Instructions for the task: Make an exact copy of the entries, and keep any pictures out of it.

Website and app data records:
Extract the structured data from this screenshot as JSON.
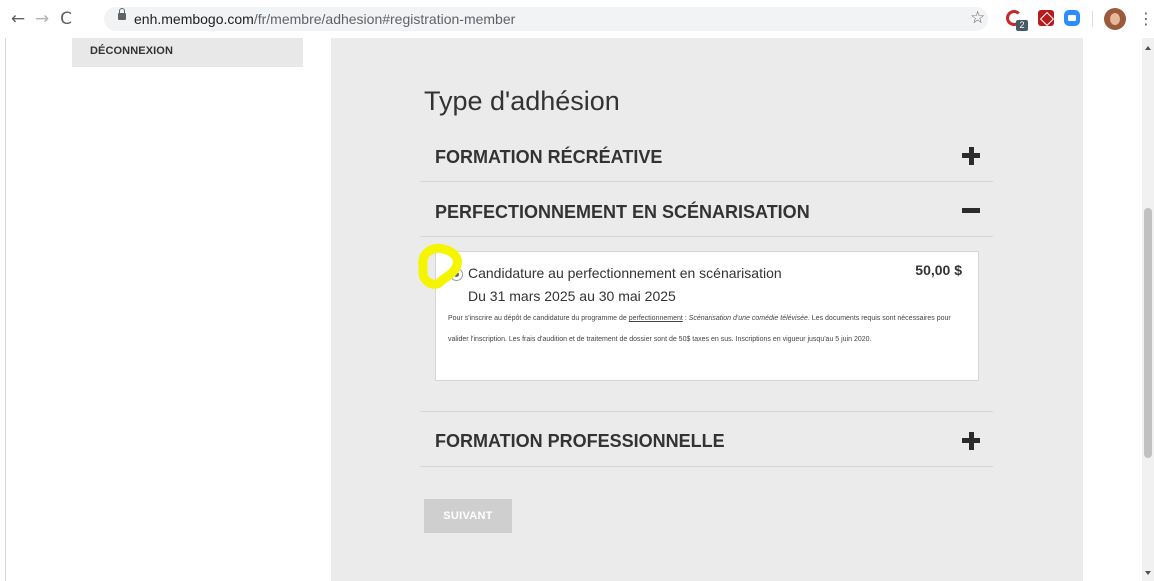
{
  "browser": {
    "url_host": "enh.membogo.com",
    "url_path": "/fr/membre/adhesion#registration-member",
    "extension_badge": "2"
  },
  "sidebar": {
    "logout_label": "DÉCONNEXION"
  },
  "membership": {
    "title": "Type d'adhésion",
    "sections": [
      {
        "label": "FORMATION RÉCRÉATIVE",
        "state": "collapsed"
      },
      {
        "label": "PERFECTIONNEMENT EN SCÉNARISATION",
        "state": "expanded"
      },
      {
        "label": "FORMATION PROFESSIONNELLE",
        "state": "collapsed"
      }
    ],
    "option": {
      "name": "Candidature au perfectionnement en scénarisation",
      "price": "50,00 $",
      "dates": "Du 31 mars 2025 au 30 mai 2025",
      "desc_part1": "Pour s'inscrire au dépôt de candidature du programme de ",
      "desc_link": "perfectionnement",
      "desc_part2": " : ",
      "desc_italic": "Scénarisation d'une comédie télévisée",
      "desc_part3": ". Les documents requis sont nécessaires pour valider l'inscription. Les frais d'audition et de traitement de dossier sont de 50$ taxes en sus. Inscriptions en vigueur jusqu'au 5 juin 2020.",
      "selected": true
    },
    "next_label": "SUIVANT"
  },
  "colors": {
    "panel_bg": "#ebebeb",
    "highlight": "#f5f500",
    "button_disabled": "#cfcfcf"
  }
}
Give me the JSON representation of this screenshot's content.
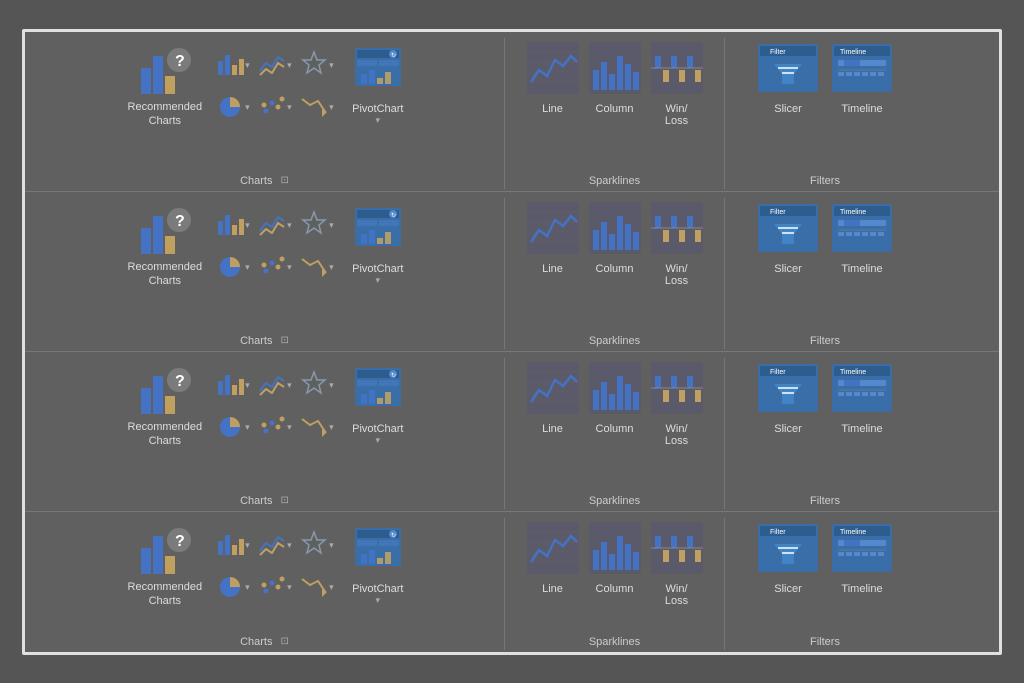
{
  "ribbon": {
    "rows": [
      {
        "id": "row1",
        "sections": [
          {
            "id": "recommended-charts",
            "label": "Charts",
            "type": "charts-main"
          },
          {
            "id": "sparklines",
            "label": "Sparklines",
            "type": "sparklines"
          },
          {
            "id": "filters",
            "label": "Filters",
            "type": "filters"
          }
        ]
      }
    ],
    "rowCount": 4,
    "recommendedCharts": {
      "label": "Recommended\nCharts"
    },
    "pivotChart": {
      "label": "PivotChart"
    },
    "sparklineItems": [
      {
        "label": "Line"
      },
      {
        "label": "Column"
      },
      {
        "label": "Win/\nLoss"
      }
    ],
    "filterItems": [
      {
        "label": "Slicer"
      },
      {
        "label": "Timeline"
      }
    ],
    "chartsLabel": "Charts",
    "sparklinesLabel": "Sparklines",
    "filtersLabel": "Filters"
  }
}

Result for this exercise:
Extract the structured data from this screenshot as JSON.
{
  "browser": {
    "url_host": "enh.membogo.com",
    "url_path": "/fr/membre/adhesion#registration-member",
    "extension_badge": "2"
  },
  "sidebar": {
    "logout_label": "DÉCONNEXION"
  },
  "membership": {
    "title": "Type d'adhésion",
    "sections": [
      {
        "label": "FORMATION RÉCRÉATIVE",
        "state": "collapsed"
      },
      {
        "label": "PERFECTIONNEMENT EN SCÉNARISATION",
        "state": "expanded"
      },
      {
        "label": "FORMATION PROFESSIONNELLE",
        "state": "collapsed"
      }
    ],
    "option": {
      "name": "Candidature au perfectionnement en scénarisation",
      "price": "50,00 $",
      "dates": "Du 31 mars 2025 au 30 mai 2025",
      "desc_part1": "Pour s'inscrire au dépôt de candidature du programme de ",
      "desc_link": "perfectionnement",
      "desc_part2": " : ",
      "desc_italic": "Scénarisation d'une comédie télévisée",
      "desc_part3": ". Les documents requis sont nécessaires pour valider l'inscription. Les frais d'audition et de traitement de dossier sont de 50$ taxes en sus. Inscriptions en vigueur jusqu'au 5 juin 2020.",
      "selected": true
    },
    "next_label": "SUIVANT"
  },
  "colors": {
    "panel_bg": "#ebebeb",
    "highlight": "#f5f500",
    "button_disabled": "#cfcfcf"
  }
}
Give me the JSON representation of this screenshot's content.
{
  "ribbon": {
    "rows": [
      {
        "id": "row1",
        "sections": [
          {
            "id": "recommended-charts",
            "label": "Charts",
            "type": "charts-main"
          },
          {
            "id": "sparklines",
            "label": "Sparklines",
            "type": "sparklines"
          },
          {
            "id": "filters",
            "label": "Filters",
            "type": "filters"
          }
        ]
      }
    ],
    "rowCount": 4,
    "recommendedCharts": {
      "label": "Recommended\nCharts"
    },
    "pivotChart": {
      "label": "PivotChart"
    },
    "sparklineItems": [
      {
        "label": "Line"
      },
      {
        "label": "Column"
      },
      {
        "label": "Win/\nLoss"
      }
    ],
    "filterItems": [
      {
        "label": "Slicer"
      },
      {
        "label": "Timeline"
      }
    ],
    "chartsLabel": "Charts",
    "sparklinesLabel": "Sparklines",
    "filtersLabel": "Filters"
  }
}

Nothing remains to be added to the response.